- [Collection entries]
————

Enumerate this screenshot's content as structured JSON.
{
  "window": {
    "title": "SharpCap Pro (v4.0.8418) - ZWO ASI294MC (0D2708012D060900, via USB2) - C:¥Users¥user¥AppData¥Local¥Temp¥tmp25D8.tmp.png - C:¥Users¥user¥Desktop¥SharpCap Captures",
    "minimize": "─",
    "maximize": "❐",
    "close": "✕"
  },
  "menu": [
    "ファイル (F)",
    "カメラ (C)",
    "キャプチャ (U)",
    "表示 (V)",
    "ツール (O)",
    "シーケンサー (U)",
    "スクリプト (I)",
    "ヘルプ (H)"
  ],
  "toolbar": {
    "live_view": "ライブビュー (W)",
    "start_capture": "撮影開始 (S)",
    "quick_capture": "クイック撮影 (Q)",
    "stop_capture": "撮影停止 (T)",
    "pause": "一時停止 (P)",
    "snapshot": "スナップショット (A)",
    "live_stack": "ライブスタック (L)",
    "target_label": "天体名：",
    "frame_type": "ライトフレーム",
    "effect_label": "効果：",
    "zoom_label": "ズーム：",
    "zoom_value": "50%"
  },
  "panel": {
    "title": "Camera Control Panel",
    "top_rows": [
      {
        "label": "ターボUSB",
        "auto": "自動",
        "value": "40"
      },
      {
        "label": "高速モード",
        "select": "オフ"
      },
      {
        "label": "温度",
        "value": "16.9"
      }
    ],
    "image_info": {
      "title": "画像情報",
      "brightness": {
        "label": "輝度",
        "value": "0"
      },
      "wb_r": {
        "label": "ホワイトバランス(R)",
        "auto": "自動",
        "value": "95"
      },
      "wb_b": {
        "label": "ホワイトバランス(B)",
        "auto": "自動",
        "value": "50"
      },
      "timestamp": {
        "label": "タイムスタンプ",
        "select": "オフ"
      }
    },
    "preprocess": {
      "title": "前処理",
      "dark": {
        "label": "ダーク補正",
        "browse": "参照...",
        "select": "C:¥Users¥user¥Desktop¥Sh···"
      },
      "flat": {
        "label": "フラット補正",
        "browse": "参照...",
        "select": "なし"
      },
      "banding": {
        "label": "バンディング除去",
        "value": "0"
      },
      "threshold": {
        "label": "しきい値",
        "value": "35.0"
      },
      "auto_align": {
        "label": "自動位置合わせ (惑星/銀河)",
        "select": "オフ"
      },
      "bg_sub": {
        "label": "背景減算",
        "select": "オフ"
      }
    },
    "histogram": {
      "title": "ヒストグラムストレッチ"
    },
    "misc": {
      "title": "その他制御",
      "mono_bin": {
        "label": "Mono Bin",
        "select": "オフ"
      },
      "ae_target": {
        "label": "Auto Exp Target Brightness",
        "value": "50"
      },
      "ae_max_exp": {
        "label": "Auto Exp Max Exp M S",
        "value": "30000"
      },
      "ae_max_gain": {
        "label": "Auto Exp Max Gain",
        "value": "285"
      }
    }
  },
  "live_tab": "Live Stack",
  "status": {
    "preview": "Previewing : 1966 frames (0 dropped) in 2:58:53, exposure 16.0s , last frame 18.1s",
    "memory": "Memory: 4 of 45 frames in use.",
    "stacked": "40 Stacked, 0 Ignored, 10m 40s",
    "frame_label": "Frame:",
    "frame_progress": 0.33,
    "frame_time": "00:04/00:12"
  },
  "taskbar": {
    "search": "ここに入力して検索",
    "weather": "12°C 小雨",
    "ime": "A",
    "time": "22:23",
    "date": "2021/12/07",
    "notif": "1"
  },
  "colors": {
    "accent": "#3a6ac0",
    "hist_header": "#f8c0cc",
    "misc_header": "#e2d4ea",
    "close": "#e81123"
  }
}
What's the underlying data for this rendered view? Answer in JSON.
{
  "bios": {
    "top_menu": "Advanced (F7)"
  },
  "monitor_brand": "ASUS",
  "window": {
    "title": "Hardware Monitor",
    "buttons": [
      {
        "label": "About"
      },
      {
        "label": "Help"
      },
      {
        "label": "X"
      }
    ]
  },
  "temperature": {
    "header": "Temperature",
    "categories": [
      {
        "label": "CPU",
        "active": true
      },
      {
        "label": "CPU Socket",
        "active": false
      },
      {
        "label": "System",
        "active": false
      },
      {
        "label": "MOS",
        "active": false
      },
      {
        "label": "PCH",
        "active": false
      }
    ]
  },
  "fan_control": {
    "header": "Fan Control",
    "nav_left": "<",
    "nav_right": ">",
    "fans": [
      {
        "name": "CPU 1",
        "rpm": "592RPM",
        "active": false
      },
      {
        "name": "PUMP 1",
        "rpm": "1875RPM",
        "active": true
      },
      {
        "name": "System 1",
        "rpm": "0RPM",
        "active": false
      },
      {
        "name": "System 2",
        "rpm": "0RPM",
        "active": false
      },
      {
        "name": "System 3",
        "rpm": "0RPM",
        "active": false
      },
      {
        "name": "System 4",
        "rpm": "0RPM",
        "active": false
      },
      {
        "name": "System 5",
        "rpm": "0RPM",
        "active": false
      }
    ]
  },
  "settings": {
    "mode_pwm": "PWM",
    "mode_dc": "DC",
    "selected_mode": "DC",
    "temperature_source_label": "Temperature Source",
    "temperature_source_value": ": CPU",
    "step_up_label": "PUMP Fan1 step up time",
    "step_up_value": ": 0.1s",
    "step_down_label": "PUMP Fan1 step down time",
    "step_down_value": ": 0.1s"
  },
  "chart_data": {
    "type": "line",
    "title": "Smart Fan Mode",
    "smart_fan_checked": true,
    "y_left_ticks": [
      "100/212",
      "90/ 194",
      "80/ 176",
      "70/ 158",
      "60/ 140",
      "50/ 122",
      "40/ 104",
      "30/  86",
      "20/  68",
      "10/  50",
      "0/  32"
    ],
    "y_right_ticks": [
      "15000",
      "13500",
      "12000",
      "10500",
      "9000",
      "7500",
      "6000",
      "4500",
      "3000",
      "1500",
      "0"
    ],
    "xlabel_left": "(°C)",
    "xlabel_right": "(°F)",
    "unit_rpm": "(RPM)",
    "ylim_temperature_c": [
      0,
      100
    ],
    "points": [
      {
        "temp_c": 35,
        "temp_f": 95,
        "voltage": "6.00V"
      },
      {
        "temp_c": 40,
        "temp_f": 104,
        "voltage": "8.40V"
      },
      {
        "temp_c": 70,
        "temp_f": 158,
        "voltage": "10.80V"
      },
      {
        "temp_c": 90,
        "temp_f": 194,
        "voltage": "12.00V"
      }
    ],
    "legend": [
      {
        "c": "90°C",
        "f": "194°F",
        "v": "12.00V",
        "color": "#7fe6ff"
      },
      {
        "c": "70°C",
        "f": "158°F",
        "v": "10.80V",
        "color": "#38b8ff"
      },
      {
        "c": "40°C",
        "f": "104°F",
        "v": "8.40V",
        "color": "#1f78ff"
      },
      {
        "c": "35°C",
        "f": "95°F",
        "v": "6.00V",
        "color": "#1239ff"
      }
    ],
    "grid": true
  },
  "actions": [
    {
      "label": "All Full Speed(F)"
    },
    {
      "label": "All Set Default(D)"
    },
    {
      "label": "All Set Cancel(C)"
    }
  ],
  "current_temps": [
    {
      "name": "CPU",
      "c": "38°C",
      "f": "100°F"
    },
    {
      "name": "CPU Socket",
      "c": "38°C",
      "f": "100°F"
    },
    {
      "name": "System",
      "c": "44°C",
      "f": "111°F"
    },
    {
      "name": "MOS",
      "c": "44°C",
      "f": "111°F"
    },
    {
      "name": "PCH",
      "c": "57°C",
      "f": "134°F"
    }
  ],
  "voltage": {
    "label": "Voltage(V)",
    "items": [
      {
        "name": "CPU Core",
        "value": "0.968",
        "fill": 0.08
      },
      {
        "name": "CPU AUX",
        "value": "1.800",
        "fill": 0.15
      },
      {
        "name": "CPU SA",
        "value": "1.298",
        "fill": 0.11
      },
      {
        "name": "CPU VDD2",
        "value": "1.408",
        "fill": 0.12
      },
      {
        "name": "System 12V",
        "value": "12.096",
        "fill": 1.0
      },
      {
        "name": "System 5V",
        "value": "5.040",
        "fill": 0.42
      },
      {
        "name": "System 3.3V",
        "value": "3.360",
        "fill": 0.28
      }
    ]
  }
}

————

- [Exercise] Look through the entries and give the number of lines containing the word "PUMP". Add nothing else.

- [Answer] 3